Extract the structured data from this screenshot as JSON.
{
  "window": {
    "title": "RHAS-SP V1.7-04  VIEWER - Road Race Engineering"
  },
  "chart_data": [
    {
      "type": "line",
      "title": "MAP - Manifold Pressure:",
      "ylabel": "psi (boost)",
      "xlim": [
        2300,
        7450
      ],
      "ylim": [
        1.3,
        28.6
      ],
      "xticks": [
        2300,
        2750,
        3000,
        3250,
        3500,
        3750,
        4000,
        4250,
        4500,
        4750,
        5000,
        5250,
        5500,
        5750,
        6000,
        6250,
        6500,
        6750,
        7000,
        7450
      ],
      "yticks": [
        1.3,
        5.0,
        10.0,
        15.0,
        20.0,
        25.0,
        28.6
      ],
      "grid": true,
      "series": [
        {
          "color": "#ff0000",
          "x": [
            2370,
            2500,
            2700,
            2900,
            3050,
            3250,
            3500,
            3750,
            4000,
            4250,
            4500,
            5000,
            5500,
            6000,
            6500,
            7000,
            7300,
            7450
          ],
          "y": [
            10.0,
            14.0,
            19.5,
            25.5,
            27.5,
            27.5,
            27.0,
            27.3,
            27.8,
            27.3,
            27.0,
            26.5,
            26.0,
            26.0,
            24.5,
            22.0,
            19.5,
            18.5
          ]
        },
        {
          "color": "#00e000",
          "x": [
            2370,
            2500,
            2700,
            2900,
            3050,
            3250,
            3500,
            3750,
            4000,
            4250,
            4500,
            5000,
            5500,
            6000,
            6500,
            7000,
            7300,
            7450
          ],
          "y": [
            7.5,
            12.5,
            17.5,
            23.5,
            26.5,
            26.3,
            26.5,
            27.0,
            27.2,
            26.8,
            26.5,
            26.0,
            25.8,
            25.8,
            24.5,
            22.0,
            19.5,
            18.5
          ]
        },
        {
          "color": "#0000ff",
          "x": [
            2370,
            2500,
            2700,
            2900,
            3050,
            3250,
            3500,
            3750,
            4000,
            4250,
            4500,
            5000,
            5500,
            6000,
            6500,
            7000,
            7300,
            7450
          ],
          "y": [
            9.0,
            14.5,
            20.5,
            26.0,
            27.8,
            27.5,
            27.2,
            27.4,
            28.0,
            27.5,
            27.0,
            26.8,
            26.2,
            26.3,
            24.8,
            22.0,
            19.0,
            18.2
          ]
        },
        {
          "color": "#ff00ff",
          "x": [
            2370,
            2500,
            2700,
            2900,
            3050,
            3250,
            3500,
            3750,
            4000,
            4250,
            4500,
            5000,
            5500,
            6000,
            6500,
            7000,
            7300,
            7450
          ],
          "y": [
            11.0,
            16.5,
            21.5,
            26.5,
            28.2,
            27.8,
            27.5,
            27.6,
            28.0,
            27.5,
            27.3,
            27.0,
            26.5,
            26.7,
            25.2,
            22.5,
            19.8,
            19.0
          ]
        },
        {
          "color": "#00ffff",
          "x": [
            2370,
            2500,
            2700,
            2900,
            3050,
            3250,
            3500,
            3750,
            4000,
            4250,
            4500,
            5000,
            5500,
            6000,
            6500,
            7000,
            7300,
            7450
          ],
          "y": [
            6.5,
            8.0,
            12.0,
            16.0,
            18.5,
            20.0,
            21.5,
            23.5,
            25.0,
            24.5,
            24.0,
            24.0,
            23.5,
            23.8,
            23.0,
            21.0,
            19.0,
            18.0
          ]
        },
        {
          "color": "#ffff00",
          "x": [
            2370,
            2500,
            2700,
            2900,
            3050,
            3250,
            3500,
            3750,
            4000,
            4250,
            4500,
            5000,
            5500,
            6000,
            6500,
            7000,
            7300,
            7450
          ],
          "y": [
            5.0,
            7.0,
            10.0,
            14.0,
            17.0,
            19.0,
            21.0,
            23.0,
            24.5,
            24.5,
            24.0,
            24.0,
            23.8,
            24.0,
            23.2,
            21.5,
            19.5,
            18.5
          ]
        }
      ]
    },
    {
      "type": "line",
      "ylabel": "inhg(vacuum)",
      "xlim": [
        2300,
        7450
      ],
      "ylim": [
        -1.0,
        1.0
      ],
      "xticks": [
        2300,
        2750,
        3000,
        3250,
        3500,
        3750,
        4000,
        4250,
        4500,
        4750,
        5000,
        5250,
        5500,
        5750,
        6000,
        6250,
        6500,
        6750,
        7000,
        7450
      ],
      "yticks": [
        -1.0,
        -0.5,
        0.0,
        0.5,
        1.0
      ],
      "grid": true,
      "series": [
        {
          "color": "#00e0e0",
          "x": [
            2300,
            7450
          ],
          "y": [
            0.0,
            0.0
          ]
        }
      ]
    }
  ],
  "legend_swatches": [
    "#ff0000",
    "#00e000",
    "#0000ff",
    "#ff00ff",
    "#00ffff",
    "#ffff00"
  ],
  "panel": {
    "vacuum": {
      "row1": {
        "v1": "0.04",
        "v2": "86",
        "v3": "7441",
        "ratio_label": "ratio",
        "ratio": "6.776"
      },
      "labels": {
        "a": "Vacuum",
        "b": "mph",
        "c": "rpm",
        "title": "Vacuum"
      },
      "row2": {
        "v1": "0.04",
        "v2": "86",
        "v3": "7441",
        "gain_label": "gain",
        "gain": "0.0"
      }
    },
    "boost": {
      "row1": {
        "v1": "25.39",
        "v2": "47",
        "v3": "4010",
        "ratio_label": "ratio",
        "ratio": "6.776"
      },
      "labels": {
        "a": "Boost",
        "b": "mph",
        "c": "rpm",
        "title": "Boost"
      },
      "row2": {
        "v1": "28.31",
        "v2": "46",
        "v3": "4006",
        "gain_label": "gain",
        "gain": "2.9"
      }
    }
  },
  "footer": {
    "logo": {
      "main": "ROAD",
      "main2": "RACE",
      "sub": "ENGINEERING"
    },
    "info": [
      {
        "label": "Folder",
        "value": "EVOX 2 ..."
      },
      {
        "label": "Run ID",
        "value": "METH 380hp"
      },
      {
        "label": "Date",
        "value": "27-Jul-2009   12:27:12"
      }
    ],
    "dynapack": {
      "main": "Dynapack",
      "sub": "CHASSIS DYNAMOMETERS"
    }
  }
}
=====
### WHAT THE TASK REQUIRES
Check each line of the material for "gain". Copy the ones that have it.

### YOUR SOLUTION
        "gain_label": "gain",
        "gain": "0.0"
        "gain_label": "gain",
        "gain": "2.9"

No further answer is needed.